Stocks ended slightly higher on Friday, as the Nasdaq bounced back from a two-day slump driven by Apple’s woes, after Federal Reserve officials hinted that they could delay raising interest rates at their meeting in September.
Fed Officials Signal Rate Pause
Investors were encouraged by comments from several Fed policymakers that suggested they could hold off from further tightening monetary policy this year, amid signs of slowing economic growth and persistent inflation pressures.
Federal Reserve Bank of New York President John Williams said on Thursday that US monetary policy is “in a good place,” though he stressed that officials would be guided by economic data. He also said that the Fed’s bond-buying program, which has been supporting the financial markets, could end by mid-2023.
Federal Reserve Bank of Dallas President Robert Kaplan, who has been one of the most vocal advocates for tapering the Fed’s stimulus, also softened his tone on Friday, saying that he would reconsider his views if the Delta variant of the coronavirus continues to hamper the recovery.
The market interpreted these remarks as a sign that the Fed could postpone its decision on raising interest rates, which are currently near zero, until later this year or early 2023. Higher interest rates tend to weigh on stock prices, as they increase borrowing costs and reduce future earnings.
Apple Rebounds After China Crackdown
The Nasdaq Composite, which is heavily weighted with technology stocks, recovered from a sharp drop on Thursday, when it fell 1.3% as Apple shares plunged 6.7%. The iPhone maker was hit by reports that China had imposed restrictions on the use of its products by government officials and state-owned companies, amid rising tensions between Washington and Beijing.
Apple shares regained some ground on Friday, rising 0.4%, but still ended the week with a 6% loss. The stock has been under pressure recently, as investors worry about the impact of supply chain disruptions and legal challenges on its sales and profits.
Apple is expected to unveil its new iPhone model next week, which could boost its performance in the coming months. However, some analysts have lowered their ratings and price targets for the stock, citing increased competition from rivals such as Samsung, which has launched its new Galaxy foldable smartphones.
Energy Prices Remain Elevated
Another factor that has been weighing on the market sentiment is the surge in energy prices, which could fuel inflation and hurt consumer spending.
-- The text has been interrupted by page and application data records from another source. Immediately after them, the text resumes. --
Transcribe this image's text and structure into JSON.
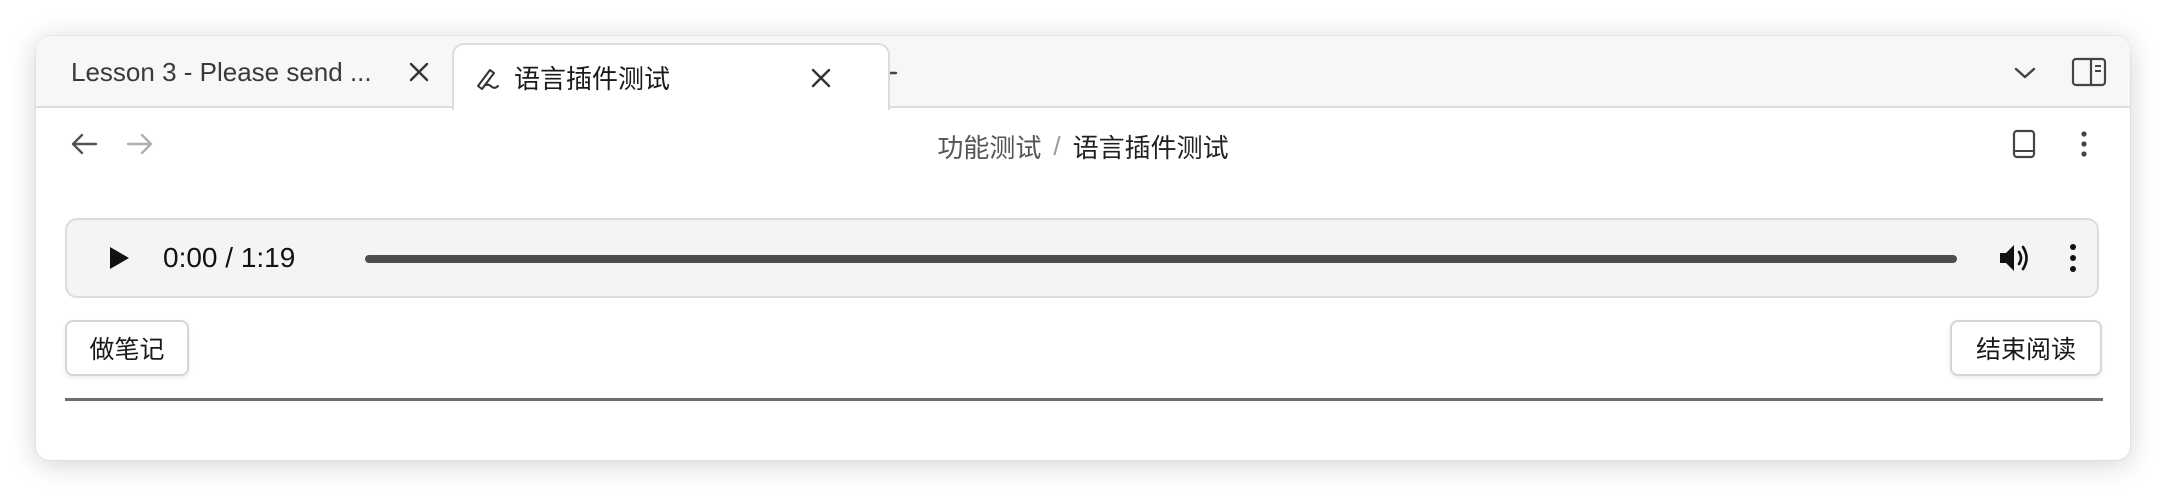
{
  "tabs": [
    {
      "title": "Lesson 3 - Please send ...",
      "icon": "none",
      "active": false
    },
    {
      "title": "语言插件测试",
      "icon": "pen-icon",
      "active": true
    }
  ],
  "breadcrumb": {
    "parent": "功能测试",
    "separator": "/",
    "current": "语言插件测试"
  },
  "audio": {
    "time": "0:00 / 1:19",
    "progress": 0
  },
  "buttons": {
    "take_note": "做笔记",
    "finish_reading": "结束阅读"
  },
  "colors": {
    "accent": "#222222",
    "tab_bar": "#f7f7f7",
    "audio_bg": "#f4f4f4",
    "divider": "#6e6e6e"
  }
}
Oil prices have risen to their highest levels since 2018, driven by strong demand and supply constraints.
On Friday, oil futures settled at $69.99 a barrel, up 2.3% for the day and 0.8% for the week. The price of natural gas also jumped to a seven-year high, as a strike at Chevron’s liquefied natural gas plants in Australia threatened to disrupt global supplies. Natural gas futures soared 10.5% on Friday, ending the week with a 16.6% gain.
Higher energy prices could pose a challenge for the Fed, as it tries to balance its dual mandate of maintaining price stability and full employment. The Fed has repeatedly said that inflation is transitory and will ease as the economy recovers from the pandemic shock. However, some analysts and investors are skeptical that inflation will subside anytime soon.